*What you will do*. Every line holding the word "background" should be copied from the material.
# # # # #
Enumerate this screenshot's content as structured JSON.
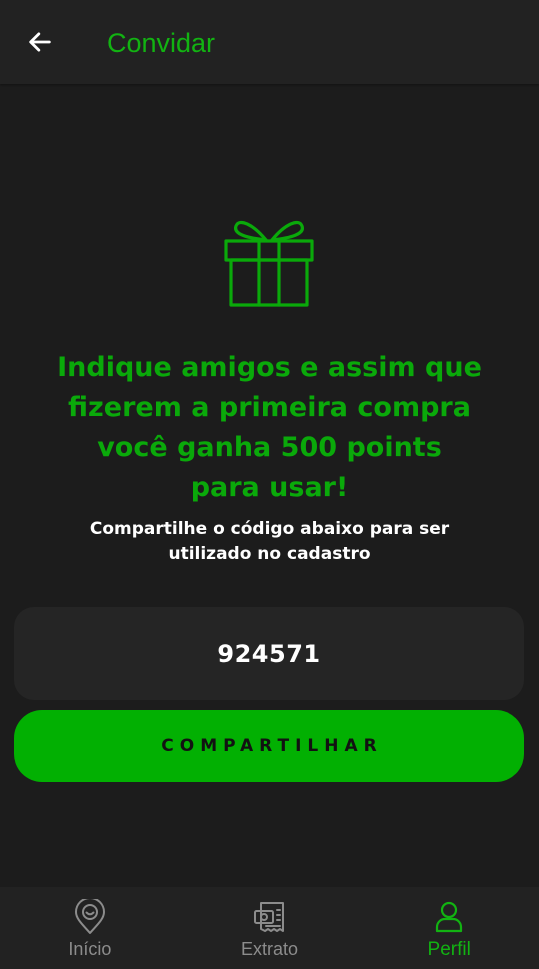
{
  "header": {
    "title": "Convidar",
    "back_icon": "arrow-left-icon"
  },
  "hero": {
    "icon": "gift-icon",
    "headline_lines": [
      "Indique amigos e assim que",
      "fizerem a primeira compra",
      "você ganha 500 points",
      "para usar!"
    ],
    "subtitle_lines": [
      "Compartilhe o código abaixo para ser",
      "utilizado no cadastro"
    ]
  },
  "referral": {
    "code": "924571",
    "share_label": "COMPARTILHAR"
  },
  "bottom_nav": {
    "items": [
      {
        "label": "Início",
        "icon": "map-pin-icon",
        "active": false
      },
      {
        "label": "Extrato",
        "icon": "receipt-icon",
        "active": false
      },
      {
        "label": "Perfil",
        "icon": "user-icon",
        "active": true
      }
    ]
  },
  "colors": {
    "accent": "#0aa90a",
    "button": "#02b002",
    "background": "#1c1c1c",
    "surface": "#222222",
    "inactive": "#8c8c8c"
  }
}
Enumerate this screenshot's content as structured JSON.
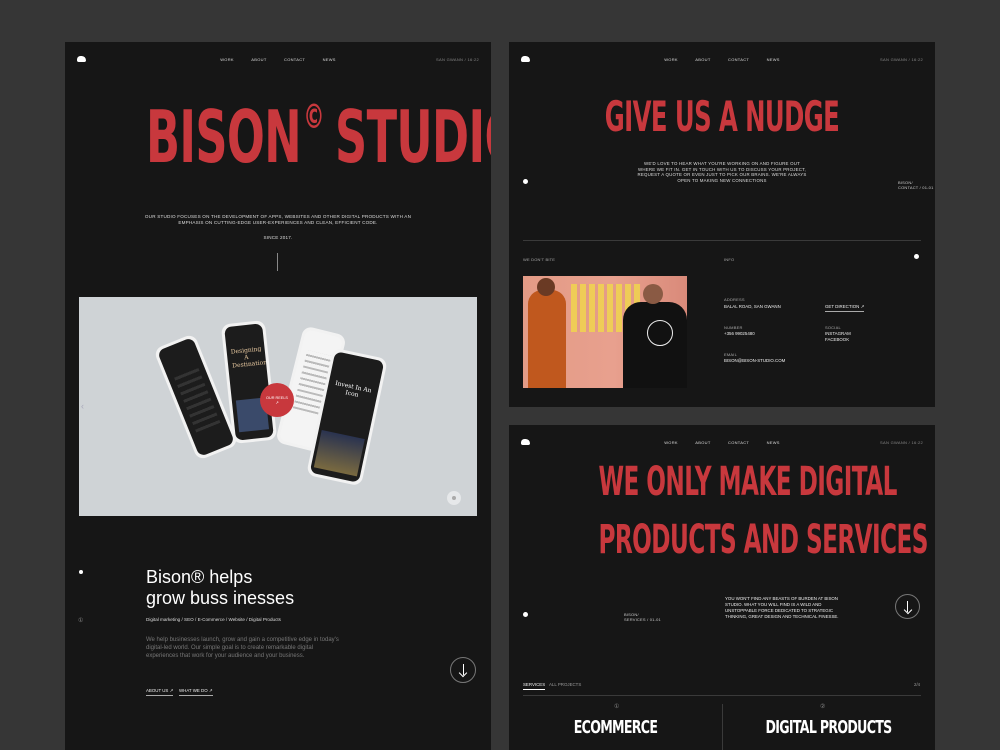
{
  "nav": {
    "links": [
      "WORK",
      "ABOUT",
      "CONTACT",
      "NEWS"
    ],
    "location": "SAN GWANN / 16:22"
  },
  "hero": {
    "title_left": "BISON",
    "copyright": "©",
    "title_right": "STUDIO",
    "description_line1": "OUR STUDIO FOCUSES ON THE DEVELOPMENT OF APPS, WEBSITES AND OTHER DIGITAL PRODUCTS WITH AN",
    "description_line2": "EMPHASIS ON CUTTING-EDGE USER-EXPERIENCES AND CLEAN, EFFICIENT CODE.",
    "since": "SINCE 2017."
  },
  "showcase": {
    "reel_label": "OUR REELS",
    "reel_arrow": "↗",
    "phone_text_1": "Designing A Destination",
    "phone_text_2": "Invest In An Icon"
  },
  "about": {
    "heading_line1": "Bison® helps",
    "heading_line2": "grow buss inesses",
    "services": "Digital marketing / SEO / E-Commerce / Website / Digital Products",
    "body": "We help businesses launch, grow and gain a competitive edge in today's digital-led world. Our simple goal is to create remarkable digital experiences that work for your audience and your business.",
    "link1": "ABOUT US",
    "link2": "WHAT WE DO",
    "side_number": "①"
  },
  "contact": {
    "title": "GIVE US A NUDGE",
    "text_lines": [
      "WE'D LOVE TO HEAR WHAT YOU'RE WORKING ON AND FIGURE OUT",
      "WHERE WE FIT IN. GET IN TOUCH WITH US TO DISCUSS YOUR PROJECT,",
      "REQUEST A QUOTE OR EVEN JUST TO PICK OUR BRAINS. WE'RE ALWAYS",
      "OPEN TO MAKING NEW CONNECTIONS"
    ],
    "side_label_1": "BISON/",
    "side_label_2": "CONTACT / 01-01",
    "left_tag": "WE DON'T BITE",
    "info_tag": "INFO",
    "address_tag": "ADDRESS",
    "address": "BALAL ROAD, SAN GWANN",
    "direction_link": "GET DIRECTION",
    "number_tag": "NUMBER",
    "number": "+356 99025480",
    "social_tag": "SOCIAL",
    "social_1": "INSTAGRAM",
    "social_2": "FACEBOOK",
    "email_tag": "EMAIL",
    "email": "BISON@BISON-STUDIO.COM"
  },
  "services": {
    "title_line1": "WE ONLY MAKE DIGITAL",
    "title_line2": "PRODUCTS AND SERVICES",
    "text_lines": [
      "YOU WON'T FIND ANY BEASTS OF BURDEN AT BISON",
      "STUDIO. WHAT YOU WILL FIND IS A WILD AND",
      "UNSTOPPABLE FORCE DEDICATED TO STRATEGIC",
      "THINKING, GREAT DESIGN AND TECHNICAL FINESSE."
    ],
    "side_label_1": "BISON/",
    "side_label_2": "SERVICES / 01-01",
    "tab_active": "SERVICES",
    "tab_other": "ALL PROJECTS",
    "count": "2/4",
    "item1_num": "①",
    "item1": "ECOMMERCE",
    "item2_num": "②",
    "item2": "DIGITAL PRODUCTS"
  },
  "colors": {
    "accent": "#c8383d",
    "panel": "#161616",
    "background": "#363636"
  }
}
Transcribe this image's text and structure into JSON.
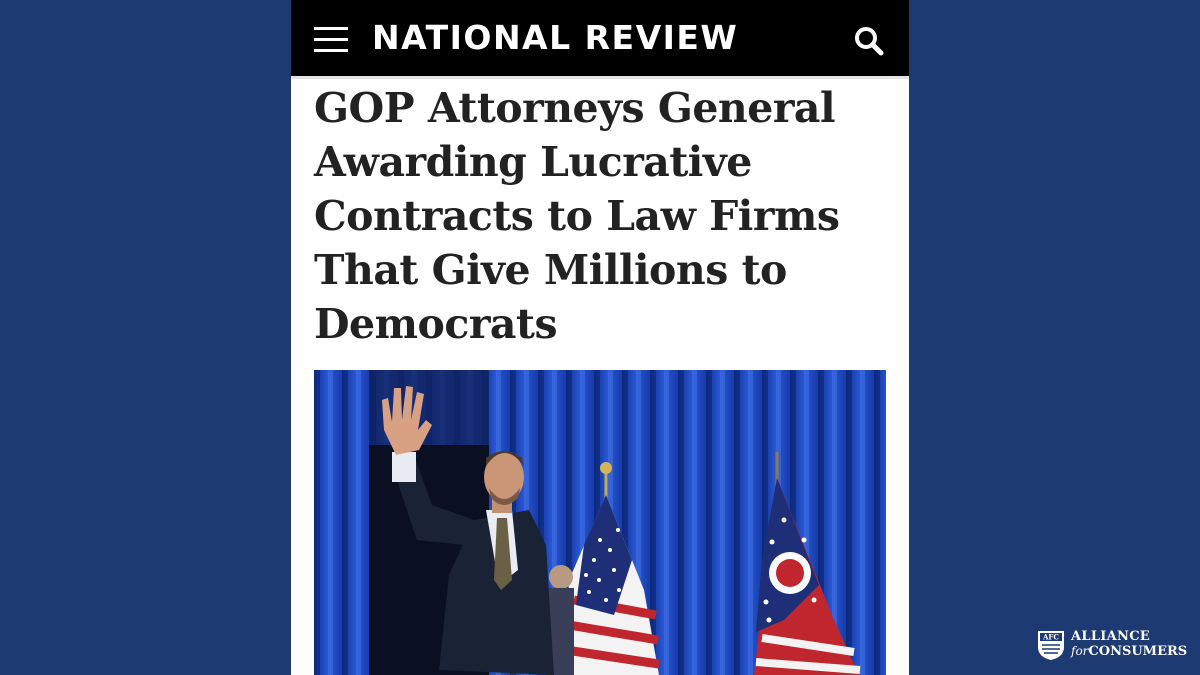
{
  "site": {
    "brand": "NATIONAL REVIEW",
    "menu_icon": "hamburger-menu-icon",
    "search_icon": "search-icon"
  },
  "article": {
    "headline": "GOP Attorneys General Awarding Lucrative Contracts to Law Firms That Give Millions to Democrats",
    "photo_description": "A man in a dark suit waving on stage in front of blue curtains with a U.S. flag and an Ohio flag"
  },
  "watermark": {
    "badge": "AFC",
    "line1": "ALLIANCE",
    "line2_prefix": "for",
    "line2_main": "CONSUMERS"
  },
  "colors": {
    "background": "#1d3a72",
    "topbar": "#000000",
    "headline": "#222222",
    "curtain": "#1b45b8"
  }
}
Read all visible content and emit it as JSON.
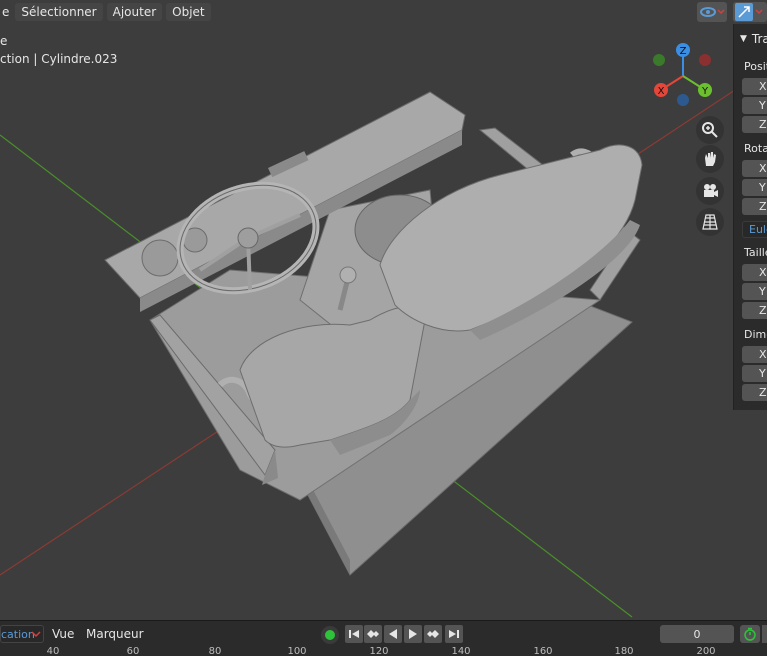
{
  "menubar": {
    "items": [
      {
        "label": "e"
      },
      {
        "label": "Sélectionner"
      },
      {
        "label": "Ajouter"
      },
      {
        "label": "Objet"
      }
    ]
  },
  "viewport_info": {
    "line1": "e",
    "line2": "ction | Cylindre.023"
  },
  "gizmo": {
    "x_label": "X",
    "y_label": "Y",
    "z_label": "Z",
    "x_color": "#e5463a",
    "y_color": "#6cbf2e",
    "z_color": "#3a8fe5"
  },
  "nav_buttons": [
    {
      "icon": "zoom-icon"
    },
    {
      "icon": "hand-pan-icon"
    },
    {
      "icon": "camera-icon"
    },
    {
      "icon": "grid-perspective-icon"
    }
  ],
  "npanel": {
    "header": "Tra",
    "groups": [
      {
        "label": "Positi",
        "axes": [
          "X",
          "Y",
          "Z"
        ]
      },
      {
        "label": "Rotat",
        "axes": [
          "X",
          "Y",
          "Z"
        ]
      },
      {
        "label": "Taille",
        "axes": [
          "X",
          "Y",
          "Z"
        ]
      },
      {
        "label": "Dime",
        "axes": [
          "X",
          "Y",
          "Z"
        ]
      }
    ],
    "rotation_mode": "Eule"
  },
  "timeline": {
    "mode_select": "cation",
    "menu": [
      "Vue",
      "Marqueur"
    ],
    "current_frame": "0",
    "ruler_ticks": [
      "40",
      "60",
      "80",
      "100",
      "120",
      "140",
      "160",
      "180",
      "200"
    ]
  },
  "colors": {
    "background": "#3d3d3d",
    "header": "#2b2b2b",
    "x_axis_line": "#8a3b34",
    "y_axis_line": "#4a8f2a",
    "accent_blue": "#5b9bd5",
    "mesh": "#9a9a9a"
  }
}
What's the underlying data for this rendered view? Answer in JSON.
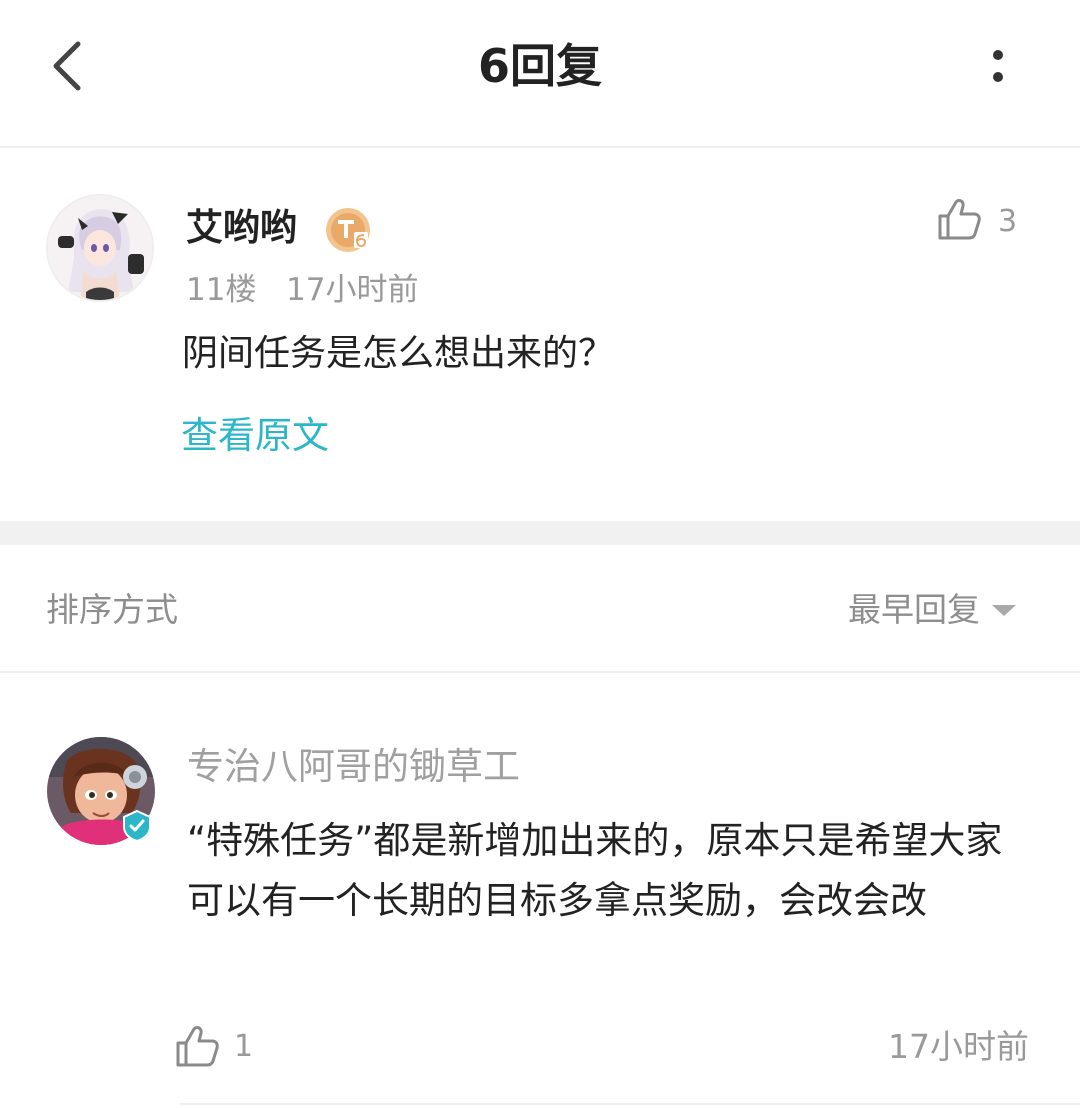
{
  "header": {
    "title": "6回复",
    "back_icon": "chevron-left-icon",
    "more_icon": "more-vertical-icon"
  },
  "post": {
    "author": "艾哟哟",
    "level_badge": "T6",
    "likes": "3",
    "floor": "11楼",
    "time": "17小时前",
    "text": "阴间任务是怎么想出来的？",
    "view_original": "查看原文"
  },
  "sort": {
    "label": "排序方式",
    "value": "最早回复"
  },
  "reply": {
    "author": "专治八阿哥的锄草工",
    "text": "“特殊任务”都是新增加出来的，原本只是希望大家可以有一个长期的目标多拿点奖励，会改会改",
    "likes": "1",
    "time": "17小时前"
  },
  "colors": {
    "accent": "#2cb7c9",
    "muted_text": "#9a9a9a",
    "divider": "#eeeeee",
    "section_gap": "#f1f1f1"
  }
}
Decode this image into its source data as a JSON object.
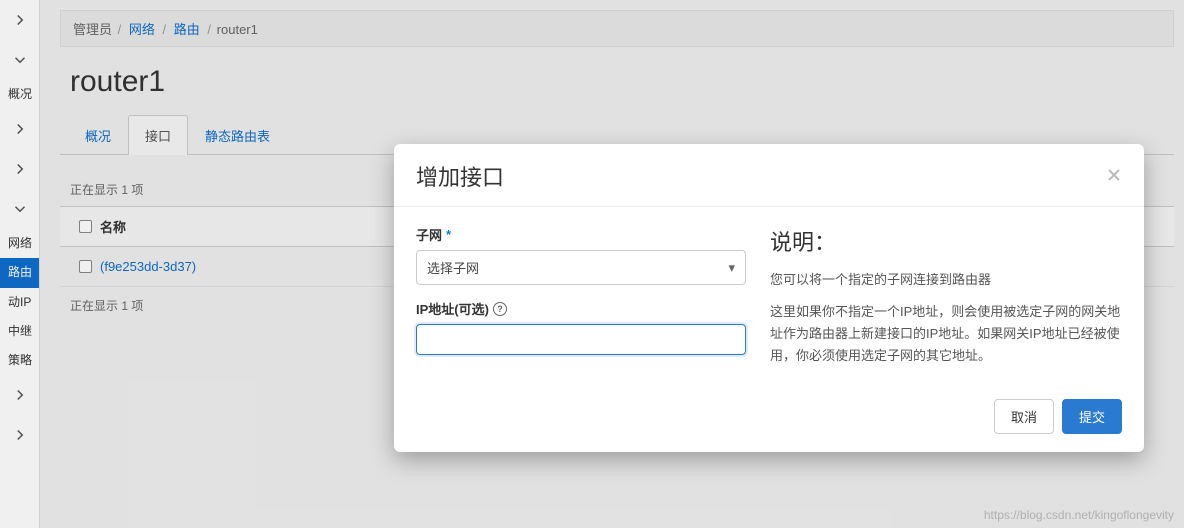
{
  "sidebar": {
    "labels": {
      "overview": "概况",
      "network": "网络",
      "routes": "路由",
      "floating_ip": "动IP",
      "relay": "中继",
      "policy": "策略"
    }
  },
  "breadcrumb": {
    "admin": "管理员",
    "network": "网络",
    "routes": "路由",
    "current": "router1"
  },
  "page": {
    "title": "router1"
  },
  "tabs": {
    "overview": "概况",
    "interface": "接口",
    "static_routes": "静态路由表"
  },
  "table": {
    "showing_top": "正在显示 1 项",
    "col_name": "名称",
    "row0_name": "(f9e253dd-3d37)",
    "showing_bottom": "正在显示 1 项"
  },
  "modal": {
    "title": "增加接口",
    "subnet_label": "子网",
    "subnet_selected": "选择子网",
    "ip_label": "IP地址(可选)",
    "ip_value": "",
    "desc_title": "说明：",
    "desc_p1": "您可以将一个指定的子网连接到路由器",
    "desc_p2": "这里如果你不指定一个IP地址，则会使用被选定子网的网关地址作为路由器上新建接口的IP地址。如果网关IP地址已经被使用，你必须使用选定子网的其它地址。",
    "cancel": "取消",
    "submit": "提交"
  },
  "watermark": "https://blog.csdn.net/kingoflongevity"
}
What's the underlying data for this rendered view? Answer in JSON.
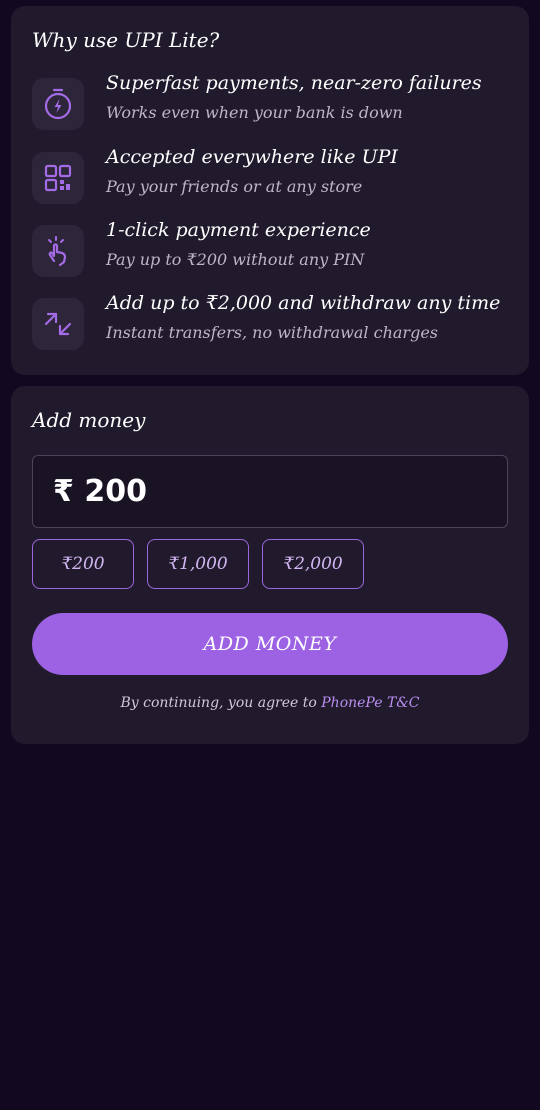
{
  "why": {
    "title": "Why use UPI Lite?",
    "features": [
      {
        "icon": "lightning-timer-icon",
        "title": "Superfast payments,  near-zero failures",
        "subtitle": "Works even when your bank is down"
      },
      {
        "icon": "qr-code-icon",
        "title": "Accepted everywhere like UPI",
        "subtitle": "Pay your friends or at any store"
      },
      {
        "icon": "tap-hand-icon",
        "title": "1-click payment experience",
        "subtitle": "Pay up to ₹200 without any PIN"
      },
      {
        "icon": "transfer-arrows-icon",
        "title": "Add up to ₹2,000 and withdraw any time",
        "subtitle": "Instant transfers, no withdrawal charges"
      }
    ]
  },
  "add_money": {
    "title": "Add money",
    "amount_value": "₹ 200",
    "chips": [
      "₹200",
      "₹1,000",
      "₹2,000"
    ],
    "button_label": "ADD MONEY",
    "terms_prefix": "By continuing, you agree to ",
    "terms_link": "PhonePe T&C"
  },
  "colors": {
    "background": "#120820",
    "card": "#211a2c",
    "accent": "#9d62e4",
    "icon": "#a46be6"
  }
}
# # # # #
*Response box*.
    "background": "#1c1c1c",
    "background": "#363636"
    "background": "#1d3a72",
    "background": "#3d3d3d",
    "background": "#120820",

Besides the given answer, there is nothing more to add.